Remember, just a few months ago, when the summer seemed endless and our Loyal Blog Readers were asked what books were going into beach bags and which were being chucked in the backseats of cars? Some were novels recommended by a friend; others were purchased because of the rave reviews of trusted literary critics; still others were ones that had been Christmas gifts that we were finally going to have time to read. Well, now those readers report back, with thumbs up or down or sideways about those earlier choices, and some that snuck in somehow…impulse buys or gifts. Here’s what you had to say about your summer reading selections:
“Delightfully droll…. Semple…cuts a wry slice of a life-one that’s populated by private school helicopter parents, obsessively eco-conscious neighbors, and green-juice swilling, TED-talking husbands-and one that’s sharp enough to make us feel slightly relieved about not having to live anywhere quite so bucolic.” (Megan O’Grady, Vogue)
Joyland by Stephen King
Not too much joy to be found from one reader, who deems Joyland to be merely “so-so.”
“An amusement park and murder figure into a coming-of-age tale in this miniature thriller with a hint of the supernatural.” – Los Angeles Times
THUMBS UP! TWICE!
Many readers read this over the summer and highly recommend. More chimed in saying they have it on their lists as well. Hey, there are still a couple more weeks left in the summer of 2013!
In Cooked, Michael Pollan explores the previously uncharted territory of his own kitchen. Here, he discovers the enduring power of the four classical elements—fire, water, air, and earth—to transform the stuff of nature into delicious things to eat and drink. Apprenticing himself to a succession of culinary masters, Pollan learns how to grill with fire, cook with liquid, bake bread, and ferment everything from cheese to beer.
This novel appeared on our Summer Reading Suggestions for 2013 and we are happy to report it met our readers’ expectations.
Erik Larson—author of #1 bestseller In the Garden of Beasts—intertwines the true tale of the 1893 World’s Fair and the cunning serial killer who used the fair to lure his victims to their death. Combining meticulous research with nail-biting storytelling, Erik Larson has crafted a narrative with all the wonder of newly discovered history and the thrills of the best fiction.
Sorry, Mr. King, but you’ve made the “meh” list twice this year. Maybe it’s because sometimes you want the literary equivalent of McDonald’s, but then you eat/read it and you realize it tasted like masking tape. Anyhoo…. here’s the description should you feel like a (un)Happy Meal:
Graphic artist Clay Riddell was in the heart of Boston on that brilliant autumn afternoon when hell was unleashed before his eyes. Without warning, carnage and chaos reigned. Ordinary people fell victim to the basest, most animalistic destruction.
And the apocalypse began with the ring of a cell phone….

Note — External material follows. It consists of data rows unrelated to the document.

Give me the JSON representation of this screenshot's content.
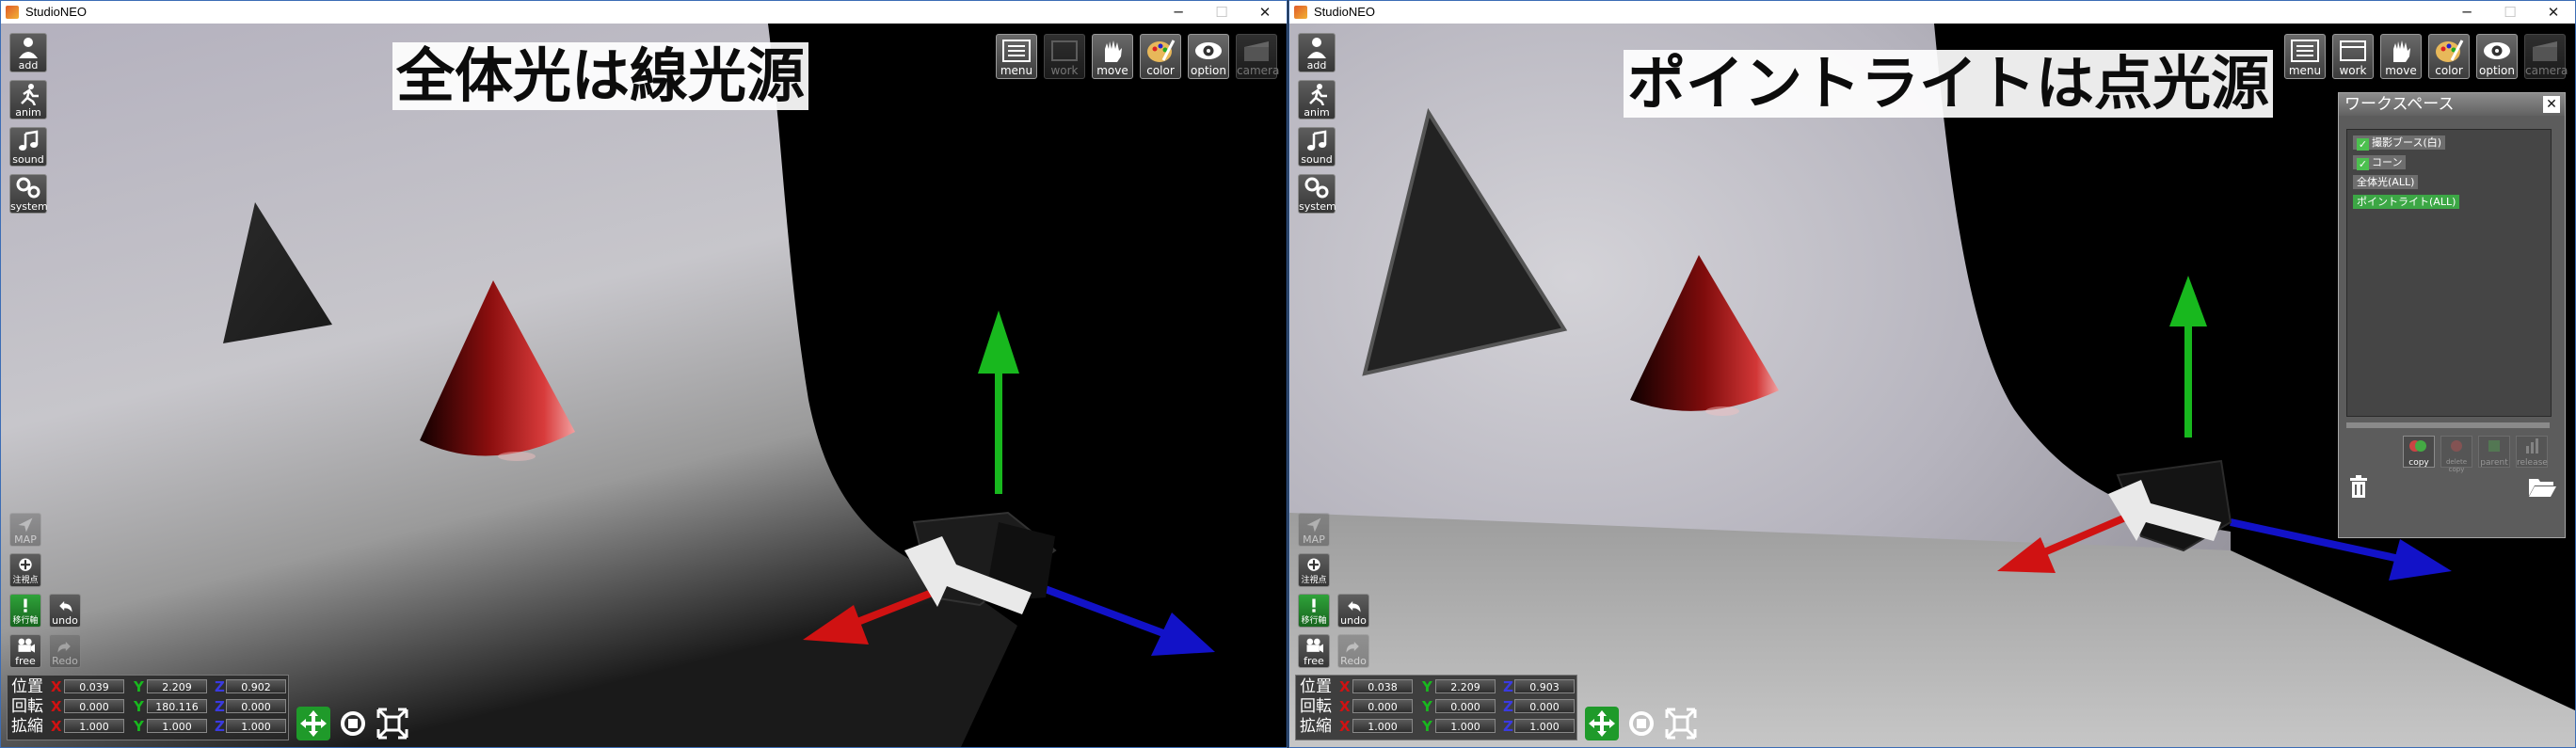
{
  "left": {
    "window_title": "StudioNEO",
    "caption": "全体光は線光源",
    "toolbar": [
      {
        "label": "menu",
        "icon": "menu-icon",
        "enabled": true
      },
      {
        "label": "work",
        "icon": "work-icon",
        "enabled": false
      },
      {
        "label": "move",
        "icon": "hand-icon",
        "enabled": true
      },
      {
        "label": "color",
        "icon": "palette-icon",
        "enabled": true
      },
      {
        "label": "option",
        "icon": "eye-icon",
        "enabled": true
      },
      {
        "label": "camera",
        "icon": "camera-icon",
        "enabled": false
      }
    ],
    "side_top": [
      {
        "label": "add",
        "icon": "person-icon"
      },
      {
        "label": "anim",
        "icon": "running-icon"
      },
      {
        "label": "sound",
        "icon": "music-note-icon"
      },
      {
        "label": "system",
        "icon": "gears-icon"
      }
    ],
    "side_bottom": {
      "map": "MAP",
      "focus": "注視点",
      "axis": "移行軸",
      "undo": "undo",
      "free": "free",
      "redo": "Redo"
    },
    "coords": [
      {
        "label": "位置",
        "x": "0.039",
        "y": "2.209",
        "z": "0.902"
      },
      {
        "label": "回転",
        "x": "0.000",
        "y": "180.116",
        "z": "0.000"
      },
      {
        "label": "拡縮",
        "x": "1.000",
        "y": "1.000",
        "z": "1.000"
      }
    ]
  },
  "right": {
    "window_title": "StudioNEO",
    "caption": "ポイントライトは点光源",
    "toolbar": [
      {
        "label": "menu",
        "icon": "menu-icon",
        "enabled": true
      },
      {
        "label": "work",
        "icon": "work-icon",
        "enabled": true
      },
      {
        "label": "move",
        "icon": "hand-icon",
        "enabled": true
      },
      {
        "label": "color",
        "icon": "palette-icon",
        "enabled": true
      },
      {
        "label": "option",
        "icon": "eye-icon",
        "enabled": true
      },
      {
        "label": "camera",
        "icon": "camera-icon",
        "enabled": false
      }
    ],
    "side_top": [
      {
        "label": "add",
        "icon": "person-icon"
      },
      {
        "label": "anim",
        "icon": "running-icon"
      },
      {
        "label": "sound",
        "icon": "music-note-icon"
      },
      {
        "label": "system",
        "icon": "gears-icon"
      }
    ],
    "side_bottom": {
      "map": "MAP",
      "focus": "注視点",
      "axis": "移行軸",
      "undo": "undo",
      "free": "free",
      "redo": "Redo"
    },
    "coords": [
      {
        "label": "位置",
        "x": "0.038",
        "y": "2.209",
        "z": "0.903"
      },
      {
        "label": "回転",
        "x": "0.000",
        "y": "0.000",
        "z": "0.000"
      },
      {
        "label": "拡縮",
        "x": "1.000",
        "y": "1.000",
        "z": "1.000"
      }
    ],
    "workspace": {
      "title": "ワークスペース",
      "close": "✕",
      "items": [
        {
          "label": "撮影ブース(白)",
          "checked": true,
          "style": "gray"
        },
        {
          "label": "コーン",
          "checked": true,
          "style": "gray"
        },
        {
          "label": "全体光(ALL)",
          "checked": false,
          "style": "gray"
        },
        {
          "label": "ポイントライト(ALL)",
          "checked": false,
          "style": "green"
        }
      ],
      "buttons": [
        "copy",
        "delete copy",
        "parent",
        "release"
      ]
    }
  },
  "colors": {
    "axis_x": "#d01212",
    "axis_y": "#18b81e",
    "axis_z": "#1212c8",
    "checked_green": "#4cc04f",
    "selected_green": "#3ca745"
  }
}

Meet Frank Cauldhame. Just sixteen, and unconventional to say the least:
Two years after I killed Blyth I murdered my young brother Paul, for quite different and more fundamental reasons than I’d disposed of Blyth, and then a year after that I did for my young cousin Esmerelda, more or less on a whim.
That’s my score to date. Three. I haven’t killed anybody for years, and don’t intend to ever again.
It was just a stage I was going through.
OTHERS BOOKS THAT ALSO GOT THUMBS UP!
- Fall of Giants (Triology) by Ken Follet
- Declare by Tim Powers
- N0S4A2 by Joe Hill
- The Night She Disappeared by Alice Henry
- The Fault in Our Stars by John Green